If you’ve been eating a lot of fruits and vegetables and whole grains, choosing fewer red and processed meats, and reading labels to gauge levels of added sugar in a wide array of prepared foods, you’re essentially following the advice of a government committee urging new U.S. dietary guidelines.
In the past, the guidelines, updated every five years, placed an emphasis on consumption of individual nutrients in a healthful diet, which many nutrition experts said was confusing to the average American.
“If we get the foods right, in sensible combinations, the nutrients sort themselves out. If we just keep fixating on any given nutrient, we just wind up inventing new ways to eat badly,” David Katz, MD, director of the Yale University Prevention Research Center told the Huffington Post.
The committee says Americans should be encouraged and guided to consume dietary patterns that are rich in vegetables, fruit, whole grains, seafood, legumes, and nuts; moderate in low- and non-fat dairy products and alcohol (among adults); lower in red and processed meats; and low in sugar-sweetened foods and beverages and refined grains. You can achieve these dietary patterns in many ways, and our diets should be tailored to our individual biological and medical needs as well as socio-cultural preferences, the committee said.
Advice that concentrates on dietary patterns is an important change.

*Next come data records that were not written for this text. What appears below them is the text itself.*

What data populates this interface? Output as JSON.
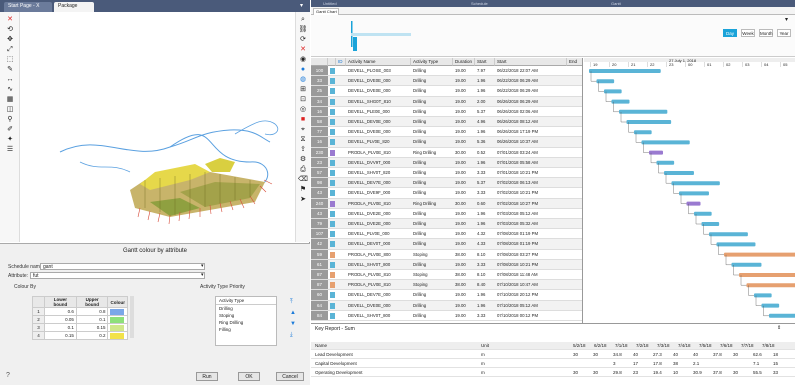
{
  "left_tabs": [
    {
      "label": "Start Page - X",
      "active": false
    },
    {
      "label": "Package",
      "active": true
    }
  ],
  "dialog": {
    "title": "Gantt colour by attribute",
    "schedule_label": "Schedule name:",
    "schedule_value": "gant",
    "attribute_label": "Attribute:",
    "attribute_value": "fut",
    "colour_by_label": "Colour By",
    "columns": [
      "Lower bound",
      "Upper bound",
      "Colour"
    ],
    "rows": [
      {
        "id": "1",
        "lower": "0.6",
        "upper": "0.8",
        "color": "#7aa7e8"
      },
      {
        "id": "2",
        "lower": "0.05",
        "upper": "0.1",
        "color": "#8de07a"
      },
      {
        "id": "3",
        "lower": "0.1",
        "upper": "0.15",
        "color": "#cfe88a"
      },
      {
        "id": "4",
        "lower": "0.15",
        "upper": "0.2",
        "color": "#f2e24a"
      }
    ],
    "priority_title": "Activity Type Priority",
    "priority_items": [
      "Activity Type",
      "Drilling",
      "Stoping",
      "Ring Drilling",
      "Filling"
    ],
    "buttons": {
      "run": "Run",
      "ok": "OK",
      "cancel": "Cancel"
    }
  },
  "right_title_items": [
    "Untitled",
    "Schedule",
    "Gantt"
  ],
  "gantt_tab": "Gantt Chart",
  "zoom": {
    "options": [
      "Day",
      "Week",
      "Month",
      "Year"
    ],
    "selected": "Day"
  },
  "timeline": {
    "date_label": "27 July 1, 2018",
    "hours": [
      "19",
      "20",
      "21",
      "22",
      "23",
      "00",
      "01",
      "02",
      "03",
      "04",
      "05"
    ]
  },
  "grid": {
    "headers": [
      "ID",
      "Activity Name",
      "Activity Type",
      "Duration",
      "Start",
      "Start",
      "End"
    ],
    "rows": [
      {
        "id": "100",
        "name": "DEVELL_PLOSE_003",
        "type": "Drilling",
        "dur": "19.00",
        "dur2": "7.97",
        "start": "06/22/2018 22:07 AM"
      },
      {
        "id": "33",
        "name": "DEVELL_DVE0E_000",
        "type": "Drilling",
        "dur": "19.00",
        "dur2": "1.96",
        "start": "06/22/2018 06:29 AM"
      },
      {
        "id": "25",
        "name": "DEVELL_DVE0E_000",
        "type": "Drilling",
        "dur": "19.00",
        "dur2": "1.96",
        "start": "06/22/2018 06:29 AM"
      },
      {
        "id": "34",
        "name": "DEVELL_SHG0T_810",
        "type": "Drilling",
        "dur": "19.00",
        "dur2": "2.00",
        "start": "06/26/2018 06:29 AM"
      },
      {
        "id": "16",
        "name": "DEVELL_PLE0E_000",
        "type": "Drilling",
        "dur": "19.00",
        "dur2": "5.37",
        "start": "06/26/2018 02:06 AM"
      },
      {
        "id": "58",
        "name": "DEVELL_DEV0E_000",
        "type": "Drilling",
        "dur": "19.00",
        "dur2": "4.96",
        "start": "06/26/2018 08:12 AM"
      },
      {
        "id": "77",
        "name": "DEVELL_DVE0E_000",
        "type": "Drilling",
        "dur": "19.00",
        "dur2": "1.96",
        "start": "06/26/2018 17:19 PM"
      },
      {
        "id": "16",
        "name": "DEVELL_PLV0E_820",
        "type": "Drilling",
        "dur": "19.00",
        "dur2": "5.36",
        "start": "06/26/2018 10:37 AM"
      },
      {
        "id": "230",
        "name": "PRODLA_PLV0E_810",
        "type": "Ring Drilling",
        "dur": "30.00",
        "dur2": "0.52",
        "start": "07/01/2018 03:24 AM"
      },
      {
        "id": "23",
        "name": "DEVELL_DVV9T_000",
        "type": "Drilling",
        "dur": "19.00",
        "dur2": "1.96",
        "start": "07/01/2018 05:58 AM"
      },
      {
        "id": "57",
        "name": "DEVELL_SHV0T_820",
        "type": "Drilling",
        "dur": "19.00",
        "dur2": "3.33",
        "start": "07/01/2018 10:21 PM"
      },
      {
        "id": "98",
        "name": "DEVELL_DEV7E_000",
        "type": "Drilling",
        "dur": "19.00",
        "dur2": "5.37",
        "start": "07/02/2018 06:13 AM"
      },
      {
        "id": "43",
        "name": "DEVELL_DVE9F_000",
        "type": "Drilling",
        "dur": "19.00",
        "dur2": "3.33",
        "start": "07/02/2018 10:21 PM"
      },
      {
        "id": "240",
        "name": "PRODLA_PLV0E_810",
        "type": "Ring Drilling",
        "dur": "30.00",
        "dur2": "0.60",
        "start": "07/02/2018 10:27 PM"
      },
      {
        "id": "43",
        "name": "DEVELL_DVE2E_000",
        "type": "Drilling",
        "dur": "19.00",
        "dur2": "1.96",
        "start": "07/03/2018 05:12 AM"
      },
      {
        "id": "79",
        "name": "DEVELL_DVE2E_000",
        "type": "Drilling",
        "dur": "19.00",
        "dur2": "1.96",
        "start": "07/03/2018 05:32 AM"
      },
      {
        "id": "107",
        "name": "DEVELL_PLV0E_000",
        "type": "Drilling",
        "dur": "19.00",
        "dur2": "4.32",
        "start": "07/08/2018 01:19 PM"
      },
      {
        "id": "42",
        "name": "DEVELL_DEV0T_000",
        "type": "Drilling",
        "dur": "19.00",
        "dur2": "4.33",
        "start": "07/08/2018 01:19 PM"
      },
      {
        "id": "59",
        "name": "PRODLA_PLV0E_800",
        "type": "Stoping",
        "dur": "38.00",
        "dur2": "8.10",
        "start": "07/08/2018 03:27 PM"
      },
      {
        "id": "61",
        "name": "DEVELL_SHV0T_800",
        "type": "Drilling",
        "dur": "19.00",
        "dur2": "3.33",
        "start": "07/08/2018 10:21 PM"
      },
      {
        "id": "87",
        "name": "PRODLA_PLV0E_810",
        "type": "Stoping",
        "dur": "38.00",
        "dur2": "8.10",
        "start": "07/08/2018 11:48 AM"
      },
      {
        "id": "87",
        "name": "PRODLA_PLV0E_810",
        "type": "Stoping",
        "dur": "38.00",
        "dur2": "8.40",
        "start": "07/10/2018 10:47 AM"
      },
      {
        "id": "60",
        "name": "DEVELL_DEV7E_000",
        "type": "Drilling",
        "dur": "19.00",
        "dur2": "1.96",
        "start": "07/10/2018 20:12 PM"
      },
      {
        "id": "64",
        "name": "DEVELL_DVE0E_000",
        "type": "Drilling",
        "dur": "19.00",
        "dur2": "1.96",
        "start": "07/10/2018 05:12 AM"
      },
      {
        "id": "84",
        "name": "DEVELL_SHV0T_800",
        "type": "Drilling",
        "dur": "19.00",
        "dur2": "3.33",
        "start": "07/10/2018 00:12 PM"
      }
    ]
  },
  "report": {
    "title": "Key Report - Sum",
    "col_name": "Name",
    "col_unit": "Unit",
    "periods": [
      "5/2/18",
      "6/2/18",
      "7/1/18",
      "7/2/18",
      "7/3/18",
      "7/4/18",
      "7/5/18",
      "7/6/18",
      "7/7/18",
      "7/8/18"
    ],
    "rows": [
      {
        "name": "Lead Development",
        "unit": "m",
        "vals": [
          "30",
          "30",
          "34.8",
          "40",
          "27.3",
          "40",
          "40",
          "37.8",
          "30",
          "62.6",
          "18"
        ]
      },
      {
        "name": "Capital Development",
        "unit": "m",
        "vals": [
          "",
          "",
          "3",
          "17",
          "17.8",
          "38",
          "2.1",
          "",
          "",
          "7.1",
          "15"
        ]
      },
      {
        "name": "Operating Development",
        "unit": "m",
        "vals": [
          "30",
          "30",
          "29.8",
          "23",
          "19.4",
          "10",
          "30.9",
          "37.8",
          "30",
          "55.5",
          "33"
        ]
      }
    ]
  }
}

The report by the Dietary Guidelines Advisory Committee says the American diet is lacking in fruits, vegetables, and whole grains, while being too high in salt and sugar. The committee also tied optimal health to physical activity, saying in essence that while we eat too much junk, we also eat it without working off the nutritionally empty calories that come from eating junk food. The actual Dietary Guidelines for Americans will be released later this year.
Sugar, in fact, has been demonized since an influential study conducted in Sweden found that our collective sweet tooth is killing us by degrees because added sugar increases the risk of heart disease over time.
Bonnie Taub-Dix, author of “Read It Before You Eat It” and a nutrition blogger, doesn’t criticize the report but wants you to be sensible about the information it contains. “People have to be careful about how they interpret (the report),” she says.
“The information in the report is true; it’s valid. Yes, you can eat eggs, but it doesn’t mean you should be loading up on five-egg omelets every day or changing your breakfast habits so this is all you’re eating.”
“The guidelines don’t say anything about portion sizes. You really need to be sensible about how much you’re eating, not just what you’re eating,” she says. “Moderation – that same, boring word – is critical. Plus balance and variety.”
To Taub-Dix, the most important take-away from the report revolves around advice that leads to rounded, complete meals the entire family eats together.
Michael Pollan, a nutrition activist who has often criticized agri-business and the food industry in general for what and how we eat, famously has said “eat food, not too much, mostly plants.”
“That, more or less, is the short answer to the supposedly incredibly complicated and confusing question of what we humans should eat in order to be maximally healthy,” he wrote in an essay for the New York Times.
“A little meat won’t kill you, though it’s better approached as a side dish than as a main,” he continued. “And you’re much better off eating whole fresh foods than processed food products. That’s what I mean by the recommendation to eat ‘food.’ Once, food was all you could eat, but today there are lots of other edible food like substances in the supermarket.”
In many ways, Pollan’s words reflect what the new dietary report advises. The good news is “Big Food” may be losing its charm even before the new guidelines come out.
The committee also took a stab, for the first time, at how diet may affect mental health. The report notes the American Psychiatric Association considers omega-3, naturally found in fish, as a “complimentary therapy” for those with major depression, for example.
With research still limited, the committee declined to make advice for brain health, but Taub-Dix sees the connection as common sense.
“It’s critical,” she says. “I don't know how the two could be separated. Skip a meal or two and see how you feel. See if you can concentrate or focus. To be at optimum performance, you need to eat well. What you eat affects your mood, and your mood affects what you pick to eat.”
March 02, 2015
Janet O’Dell, RN